Thank you to all our blog readers and subscribers who followed our posts in 2013. We will continue to deliver interesting stories and educational content in 2014. Our most read post of the year was an excerpt about vascular access line placement from Dr. Brian Pollard’s e-book “Ultrasound Guidance for Vascular Access an Regional Anesthesia.” Stay tuned for more anesthesia ultrasound posts from Dr. Pollard and other authors in 2014.
Thank you to all our blog readers and subscribers who followed our posts in 2013. We will continue to deliver interesting stories and educational content in 2014.
Our most read post of the year was an excerpt about vascular access line placement from Dr. Brian Pollard’s e-book “Ultrasound Guidance for Vascular Access an Regional Anesthesia.” Stay tuned for more anesthesia ultrasound posts from Dr. Pollard and other authors in 2014.

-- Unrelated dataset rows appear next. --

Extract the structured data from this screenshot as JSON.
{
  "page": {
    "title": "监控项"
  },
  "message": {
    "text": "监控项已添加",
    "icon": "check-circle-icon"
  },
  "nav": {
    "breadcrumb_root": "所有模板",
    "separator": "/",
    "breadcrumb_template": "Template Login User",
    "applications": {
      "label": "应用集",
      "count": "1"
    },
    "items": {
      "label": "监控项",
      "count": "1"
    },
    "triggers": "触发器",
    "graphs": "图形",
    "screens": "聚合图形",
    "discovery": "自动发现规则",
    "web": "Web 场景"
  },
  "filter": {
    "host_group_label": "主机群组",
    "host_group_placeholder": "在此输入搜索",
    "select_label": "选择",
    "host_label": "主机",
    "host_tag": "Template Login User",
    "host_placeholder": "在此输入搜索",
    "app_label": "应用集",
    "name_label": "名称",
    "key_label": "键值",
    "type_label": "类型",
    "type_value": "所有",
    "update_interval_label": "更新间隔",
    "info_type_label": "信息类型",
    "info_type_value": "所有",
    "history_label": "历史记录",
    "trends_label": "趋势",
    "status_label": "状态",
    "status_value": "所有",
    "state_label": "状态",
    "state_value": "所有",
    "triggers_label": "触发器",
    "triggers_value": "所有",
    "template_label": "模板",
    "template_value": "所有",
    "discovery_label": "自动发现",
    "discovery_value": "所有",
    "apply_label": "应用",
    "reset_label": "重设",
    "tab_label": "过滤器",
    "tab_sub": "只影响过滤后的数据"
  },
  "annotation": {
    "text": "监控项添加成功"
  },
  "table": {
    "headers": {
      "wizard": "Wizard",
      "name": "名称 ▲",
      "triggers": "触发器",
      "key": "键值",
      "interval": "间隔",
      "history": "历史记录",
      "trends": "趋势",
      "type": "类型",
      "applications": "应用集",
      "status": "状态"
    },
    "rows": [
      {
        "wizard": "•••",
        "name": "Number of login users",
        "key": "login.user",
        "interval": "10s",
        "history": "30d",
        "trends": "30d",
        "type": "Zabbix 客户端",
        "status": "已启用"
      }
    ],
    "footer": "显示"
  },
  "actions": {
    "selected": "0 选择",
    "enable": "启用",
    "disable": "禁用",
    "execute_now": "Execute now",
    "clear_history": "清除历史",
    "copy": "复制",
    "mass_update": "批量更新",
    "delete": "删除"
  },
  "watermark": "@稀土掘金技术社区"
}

The Internal Jugular Vein (IJV) is commonly selected by anesthesiologists for central access because its anatomical position relative to surface and deep structures is well established. In his book, Ultrasound Guidance for Vascular Access and Regional Anesthesia, Dr. Brian Pollard demonstrates ultrasound-guided vascular access line placement using the IVJ.

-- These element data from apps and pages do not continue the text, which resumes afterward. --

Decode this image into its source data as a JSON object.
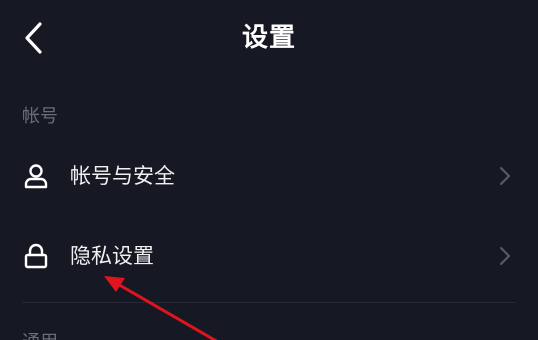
{
  "header": {
    "title": "设置",
    "back_icon": "chevron-left-icon"
  },
  "sections": [
    {
      "title": "帐号",
      "items": [
        {
          "label": "帐号与安全",
          "icon": "user-icon"
        },
        {
          "label": "隐私设置",
          "icon": "lock-icon"
        }
      ]
    },
    {
      "title": "通用"
    }
  ],
  "colors": {
    "background": "#161823",
    "section_text": "#6b6d77",
    "chevron": "#5a5c66",
    "annotation_arrow": "#e0141e"
  }
}
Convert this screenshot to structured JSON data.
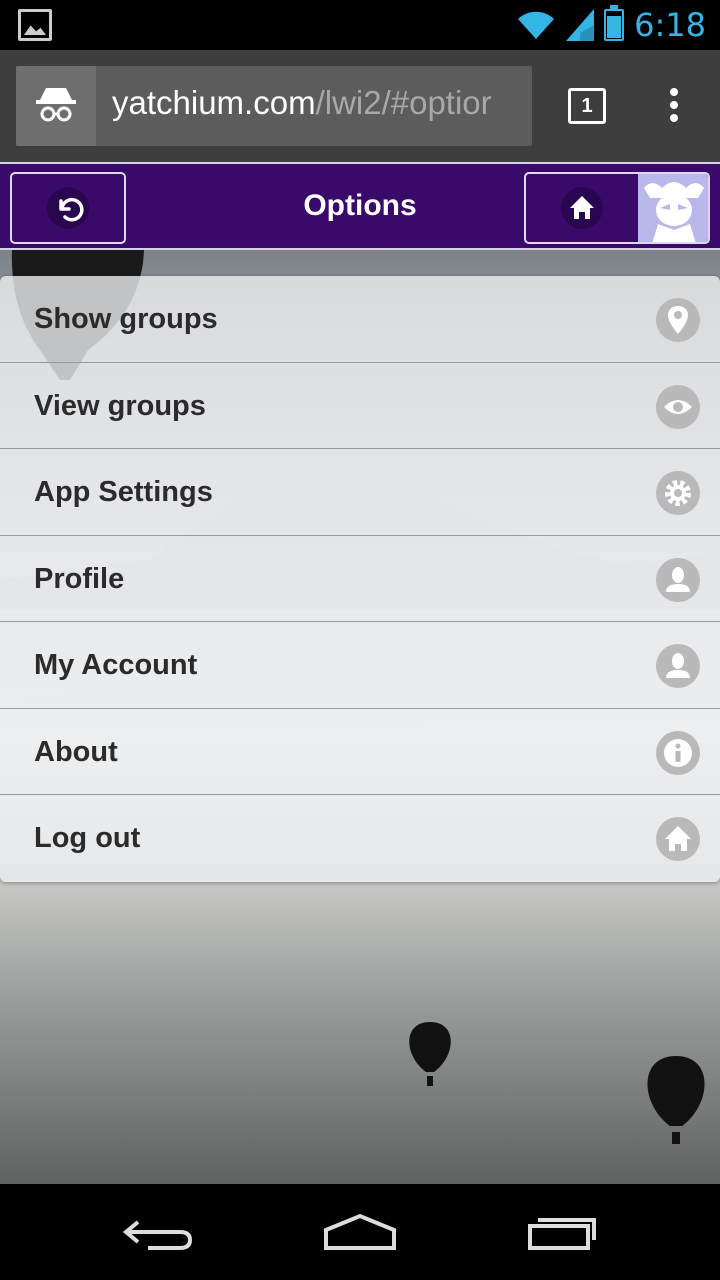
{
  "status_bar": {
    "time": "6:18",
    "icons": [
      "image-notification-icon",
      "wifi-icon",
      "signal-icon",
      "battery-icon"
    ],
    "accent_color": "#33b5e5"
  },
  "browser": {
    "url_host": "yatchium.com",
    "url_path": "/lwi2/#optior",
    "tab_count": "1",
    "icons": [
      "incognito-icon",
      "tabs-icon",
      "overflow-menu-icon"
    ]
  },
  "header": {
    "title": "Options",
    "color": "#3a0a6a",
    "icons": [
      "back-icon",
      "home-icon"
    ]
  },
  "menu": {
    "items": [
      {
        "label": "Show groups",
        "icon": "location-pin-icon"
      },
      {
        "label": "View groups",
        "icon": "eye-icon"
      },
      {
        "label": "App Settings",
        "icon": "gear-icon"
      },
      {
        "label": "Profile",
        "icon": "person-icon"
      },
      {
        "label": "My Account",
        "icon": "person-icon"
      },
      {
        "label": "About",
        "icon": "info-icon"
      },
      {
        "label": "Log out",
        "icon": "home-icon"
      }
    ]
  },
  "nav_bar": {
    "icons": [
      "nav-back-icon",
      "nav-home-icon",
      "nav-recents-icon"
    ]
  }
}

Here is an excerpt from the book:
On ultrasound short-axis imaging the IJV appears as a hypoechoic structure that is typically slightly irregular in shape, and lies lateral to the smaller and rounder carotid artery in the neck. There are many hypoechoic round structures in this field (including the nerves of the brachial plexus), and both carotid artery and IJV are frequently pulsatile. Therefore, definitive identification of this structure requires Colour Doppler or Colour Power Doppler assessment to identify characteristics of flow, and then further distinction between artery and vein using Spectral Wave form analysis.

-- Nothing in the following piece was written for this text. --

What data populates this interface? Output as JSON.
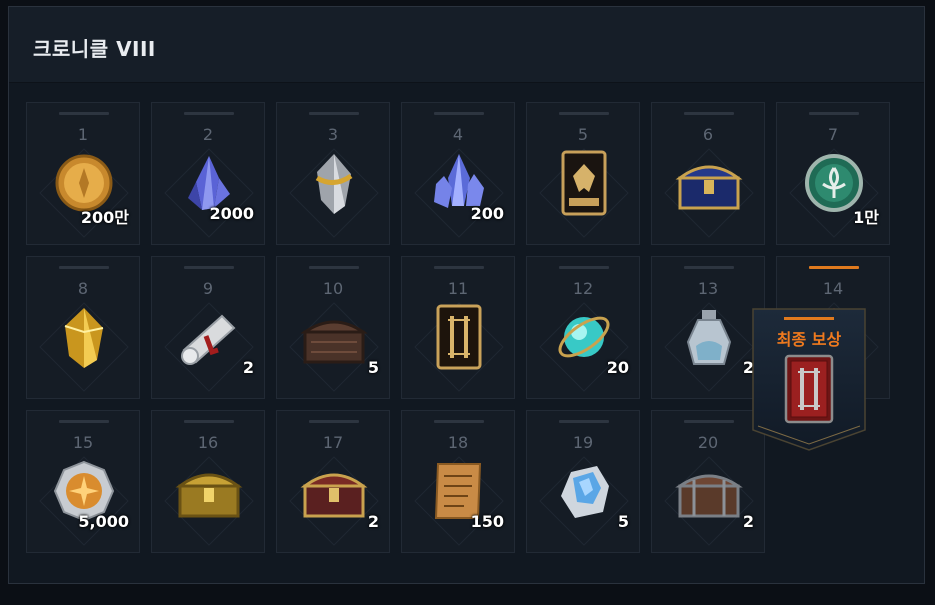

Known anatomical surface relationships and fundamental scanning techniques allow the transducer to be transversely oriented over the anticipated IJV territory of the neck. Initial ‘scout’ scans will reveal the sternocleidomastoid superficially, and two deeper hypoechoic structures of varying diameter, shape, compressibility, and pulsatility. Using Doppler techniques the anatomical position of the carotid artery and IJV are identified on the ultrasound screen image. With a confirmed identification of carotid artery and IJV, the IJV is optimally visualized in the centre of the screen and then may be approached using either an In-Plane or Out-of-Plane needle technique.
The In-Plane vascular access approach to the IJV requires a longitudinal view of the vessel. Once clearly establishing the IJV in short axis, rotate the transducer through 90 degrees to capture the vein in long axis (be careful not to lose the vessel in the field of view). If the vessel image is lost, return to the short axis view for confirmation once again before rotating to the long-axis view. Note that it may be difficult to capture colour Doppler or Spectral Waveform Doppler analysis in the long axis view because the transducer often rests perpendicular to the flow of blood. With the optimal ultrasound image of the defined vessel achieved, engage the GPS function to enable needle navigation and bring the vascular access needle to rest on the skin.
Download the entire E-Book to learn more about using ultrasound guidance for vascular access.